This week is
Candle Lighting 3/1/13 5:30 PM NYC EST
Rabbi Chaim Lobel – Young Israel of Aberdeen, NJ
The Red Cow – In Memoriam of Mr. David M. Warren (Menachem Dovid ben Harav Yosef Z’L)
This week’s portion of the Red Cow is read in preparation for the Korban Pesach – sacrificial Passover lamb, of which only those who are pure or purified can partake. Upon coming in contact with a deceased person, the only way to purify oneself was through the sprinkling of the Red Cow's ashes.
“This is the statute of the Torah, which G-d has commanded, saying: “Speak to the Children of Israel, and they shall take for you a perfectly Red Cow, which has no blemish, and no yoke had been placed upon her.” (Numbers 19:2)

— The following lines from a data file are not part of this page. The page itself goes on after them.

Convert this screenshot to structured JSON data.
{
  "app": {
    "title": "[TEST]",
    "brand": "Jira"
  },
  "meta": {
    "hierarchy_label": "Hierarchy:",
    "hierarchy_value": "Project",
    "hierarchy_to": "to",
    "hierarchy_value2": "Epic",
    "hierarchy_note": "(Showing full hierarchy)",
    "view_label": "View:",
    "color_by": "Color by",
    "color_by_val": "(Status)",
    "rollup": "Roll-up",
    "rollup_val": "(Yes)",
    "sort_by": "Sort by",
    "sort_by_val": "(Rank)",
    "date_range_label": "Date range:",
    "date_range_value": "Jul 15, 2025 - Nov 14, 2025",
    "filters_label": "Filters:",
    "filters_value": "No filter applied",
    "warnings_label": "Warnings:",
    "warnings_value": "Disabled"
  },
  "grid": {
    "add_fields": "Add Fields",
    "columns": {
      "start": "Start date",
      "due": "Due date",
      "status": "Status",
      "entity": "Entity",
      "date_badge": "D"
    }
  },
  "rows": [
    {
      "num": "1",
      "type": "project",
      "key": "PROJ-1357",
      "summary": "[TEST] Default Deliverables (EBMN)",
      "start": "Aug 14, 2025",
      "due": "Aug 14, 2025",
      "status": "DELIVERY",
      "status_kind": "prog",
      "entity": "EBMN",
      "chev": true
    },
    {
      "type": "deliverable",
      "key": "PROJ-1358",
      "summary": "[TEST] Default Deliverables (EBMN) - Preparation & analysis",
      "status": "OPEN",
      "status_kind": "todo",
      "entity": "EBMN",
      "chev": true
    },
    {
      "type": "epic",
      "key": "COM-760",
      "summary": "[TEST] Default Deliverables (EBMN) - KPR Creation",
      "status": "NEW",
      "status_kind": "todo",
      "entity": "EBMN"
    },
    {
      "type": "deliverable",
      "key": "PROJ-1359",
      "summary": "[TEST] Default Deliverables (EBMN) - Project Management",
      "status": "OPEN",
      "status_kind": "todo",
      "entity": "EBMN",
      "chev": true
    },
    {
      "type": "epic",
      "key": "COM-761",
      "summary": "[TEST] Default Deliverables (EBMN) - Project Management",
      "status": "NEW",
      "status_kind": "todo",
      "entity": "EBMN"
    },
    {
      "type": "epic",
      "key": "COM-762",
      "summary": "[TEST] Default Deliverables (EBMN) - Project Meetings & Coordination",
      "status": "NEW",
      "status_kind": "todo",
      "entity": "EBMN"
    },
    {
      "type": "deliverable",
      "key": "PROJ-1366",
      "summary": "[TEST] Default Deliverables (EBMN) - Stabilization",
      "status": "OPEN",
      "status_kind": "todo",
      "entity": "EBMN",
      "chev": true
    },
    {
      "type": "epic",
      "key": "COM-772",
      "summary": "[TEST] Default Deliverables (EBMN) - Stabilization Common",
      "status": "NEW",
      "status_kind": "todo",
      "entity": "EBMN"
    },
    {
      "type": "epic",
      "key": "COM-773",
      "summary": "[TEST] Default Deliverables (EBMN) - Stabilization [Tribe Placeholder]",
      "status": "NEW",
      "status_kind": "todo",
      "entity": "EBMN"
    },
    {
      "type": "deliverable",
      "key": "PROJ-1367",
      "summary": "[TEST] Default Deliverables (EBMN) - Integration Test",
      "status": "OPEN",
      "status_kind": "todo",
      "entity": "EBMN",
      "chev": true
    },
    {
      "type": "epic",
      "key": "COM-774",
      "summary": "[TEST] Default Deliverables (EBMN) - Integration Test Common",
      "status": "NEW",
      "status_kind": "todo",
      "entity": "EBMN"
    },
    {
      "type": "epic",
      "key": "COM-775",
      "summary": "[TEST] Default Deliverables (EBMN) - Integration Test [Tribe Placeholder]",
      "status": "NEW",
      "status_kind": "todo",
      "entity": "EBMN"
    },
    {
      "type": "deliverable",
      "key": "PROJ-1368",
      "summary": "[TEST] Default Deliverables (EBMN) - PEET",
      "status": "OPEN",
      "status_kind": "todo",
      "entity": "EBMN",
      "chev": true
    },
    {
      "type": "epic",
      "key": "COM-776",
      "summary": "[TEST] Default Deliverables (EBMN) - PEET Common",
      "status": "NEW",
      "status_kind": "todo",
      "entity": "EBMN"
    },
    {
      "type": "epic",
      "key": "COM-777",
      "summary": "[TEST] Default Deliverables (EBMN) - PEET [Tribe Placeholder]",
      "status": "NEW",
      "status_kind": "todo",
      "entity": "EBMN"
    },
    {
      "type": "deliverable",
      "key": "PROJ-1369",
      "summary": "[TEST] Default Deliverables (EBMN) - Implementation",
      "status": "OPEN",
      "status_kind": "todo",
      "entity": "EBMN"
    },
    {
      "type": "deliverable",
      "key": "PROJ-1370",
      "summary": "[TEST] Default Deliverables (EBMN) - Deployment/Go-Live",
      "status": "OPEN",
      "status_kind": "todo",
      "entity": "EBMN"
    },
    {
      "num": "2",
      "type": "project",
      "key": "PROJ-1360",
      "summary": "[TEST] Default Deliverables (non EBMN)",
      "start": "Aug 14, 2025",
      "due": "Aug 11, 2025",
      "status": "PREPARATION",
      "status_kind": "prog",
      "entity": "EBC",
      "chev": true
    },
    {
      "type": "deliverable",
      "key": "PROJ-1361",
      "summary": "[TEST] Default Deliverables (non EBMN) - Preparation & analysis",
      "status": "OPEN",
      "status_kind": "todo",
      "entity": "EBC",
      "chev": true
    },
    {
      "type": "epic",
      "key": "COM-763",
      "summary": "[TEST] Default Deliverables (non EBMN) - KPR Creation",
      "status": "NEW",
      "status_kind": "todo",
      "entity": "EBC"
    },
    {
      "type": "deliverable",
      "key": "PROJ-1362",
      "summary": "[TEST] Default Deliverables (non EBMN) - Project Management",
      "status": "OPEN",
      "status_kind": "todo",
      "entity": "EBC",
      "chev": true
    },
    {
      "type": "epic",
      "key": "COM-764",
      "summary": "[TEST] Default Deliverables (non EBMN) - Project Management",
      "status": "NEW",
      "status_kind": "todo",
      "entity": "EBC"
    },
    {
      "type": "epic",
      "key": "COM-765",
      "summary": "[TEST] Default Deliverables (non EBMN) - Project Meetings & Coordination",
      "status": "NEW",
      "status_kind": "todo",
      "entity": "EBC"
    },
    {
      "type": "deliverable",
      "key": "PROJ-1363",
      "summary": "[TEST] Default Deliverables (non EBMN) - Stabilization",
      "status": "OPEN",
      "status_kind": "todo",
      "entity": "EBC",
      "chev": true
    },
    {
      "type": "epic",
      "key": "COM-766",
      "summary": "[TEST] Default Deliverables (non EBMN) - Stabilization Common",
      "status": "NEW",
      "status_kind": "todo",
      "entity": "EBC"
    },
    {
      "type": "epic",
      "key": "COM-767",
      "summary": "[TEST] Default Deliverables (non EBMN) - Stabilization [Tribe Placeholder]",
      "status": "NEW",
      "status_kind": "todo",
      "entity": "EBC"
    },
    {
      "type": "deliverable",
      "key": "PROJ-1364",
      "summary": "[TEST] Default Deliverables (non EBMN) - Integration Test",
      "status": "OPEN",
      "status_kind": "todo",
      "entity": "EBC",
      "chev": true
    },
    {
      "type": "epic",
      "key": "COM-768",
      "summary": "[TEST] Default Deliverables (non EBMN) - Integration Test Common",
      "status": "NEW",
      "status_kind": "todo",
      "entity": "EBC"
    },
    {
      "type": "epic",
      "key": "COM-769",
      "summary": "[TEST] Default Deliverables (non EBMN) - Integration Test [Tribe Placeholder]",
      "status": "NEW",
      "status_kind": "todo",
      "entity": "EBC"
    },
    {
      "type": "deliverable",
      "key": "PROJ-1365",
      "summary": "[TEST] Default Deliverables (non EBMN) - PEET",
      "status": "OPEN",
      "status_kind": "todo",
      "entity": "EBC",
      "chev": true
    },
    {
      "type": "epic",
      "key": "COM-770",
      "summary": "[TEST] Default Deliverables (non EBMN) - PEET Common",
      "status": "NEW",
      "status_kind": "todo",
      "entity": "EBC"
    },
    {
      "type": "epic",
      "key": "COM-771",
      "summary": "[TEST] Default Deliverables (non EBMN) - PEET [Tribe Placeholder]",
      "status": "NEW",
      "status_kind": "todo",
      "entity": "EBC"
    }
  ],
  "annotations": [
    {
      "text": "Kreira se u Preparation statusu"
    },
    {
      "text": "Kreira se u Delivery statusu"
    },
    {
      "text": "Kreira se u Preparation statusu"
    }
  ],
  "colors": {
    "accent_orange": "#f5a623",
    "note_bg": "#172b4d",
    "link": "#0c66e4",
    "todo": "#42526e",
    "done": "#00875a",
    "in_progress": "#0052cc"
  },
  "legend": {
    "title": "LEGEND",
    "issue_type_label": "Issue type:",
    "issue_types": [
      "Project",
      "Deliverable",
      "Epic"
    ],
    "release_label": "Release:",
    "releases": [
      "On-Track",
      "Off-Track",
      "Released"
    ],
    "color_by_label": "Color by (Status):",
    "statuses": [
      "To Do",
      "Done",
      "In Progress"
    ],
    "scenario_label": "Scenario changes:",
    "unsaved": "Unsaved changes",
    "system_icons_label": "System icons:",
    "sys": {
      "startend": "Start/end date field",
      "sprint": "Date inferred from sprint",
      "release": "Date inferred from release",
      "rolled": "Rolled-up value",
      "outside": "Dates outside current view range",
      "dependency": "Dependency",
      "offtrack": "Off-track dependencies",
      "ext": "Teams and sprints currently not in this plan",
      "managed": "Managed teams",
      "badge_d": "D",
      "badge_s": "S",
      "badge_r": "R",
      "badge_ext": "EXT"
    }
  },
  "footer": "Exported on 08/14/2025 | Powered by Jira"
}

Commenting on the verse, Rashi (1040 – 1105) says the Toarh specifically calls this commandment a statute “because the Accusers of the Torah and the nations of the world aggrieve Israel by saying ‘What is the reason for this commandment? What reason is there for this?’ Therefore, the Torah wrote it as a statute, which implies, ‘it is a decree before me (G-d), you have no right to reflect upon it.’”
The Sifsei Chachomim (Shabtai ben Yosef of Kalizs 1641 – 1718) asks a question on Rashi (Verse 2, letter 2). “Why is this commandment so special, that it is a statute that one has “no right to reflect upon it”? There are plenty of statutes that are not understandable, such as the laws of “Kela’aim” (planting different vegetables near one another), or “Shatnez” (wearing garments with interwoven wool and linen).
Answering his own question, the Sifsei Chachomim suggests the laws of the red cow are unique because “this statute works in a contradictory fashion.” The ashes of the red cow purify the impure but render unclean those who prepare the ashes.
any Torah laws are perplexing and we persevere to understand them. However, the nature of the red cow’s ashes is impossible to comprehend – how can something purify the spiritually impure but have the opposite effect on someone who is spiritually pure? Since the Torah is indivisible, if one element is paradoxical, the entire Torah is a paradox. Therefore, the Torah call this a “Hok,” a statute, warning us that it is inherently contradictory and we only obey because it is a heavenly decree.
By segregating the Laws of the Red Cow from other laws, the Torah demonstrates the importance of consistency with its teachings and observances. So too, we need to be consistent when teaching Torah values to others. The classic cliché “how can such a person who seems to hold the banner of a ‘Torah Follower’ act in such a fashion” is such a strong argument because of the inconsistency it breeds.
Understanding the importance of consistency, and how the Torah and our sages did their utmost to keep that virtue intact can be a source of inspiration for how we live our lives and treat others. There’s no such thing as a part-time Jew, as choosing what to agree with and what to observe; that would be inconsistent.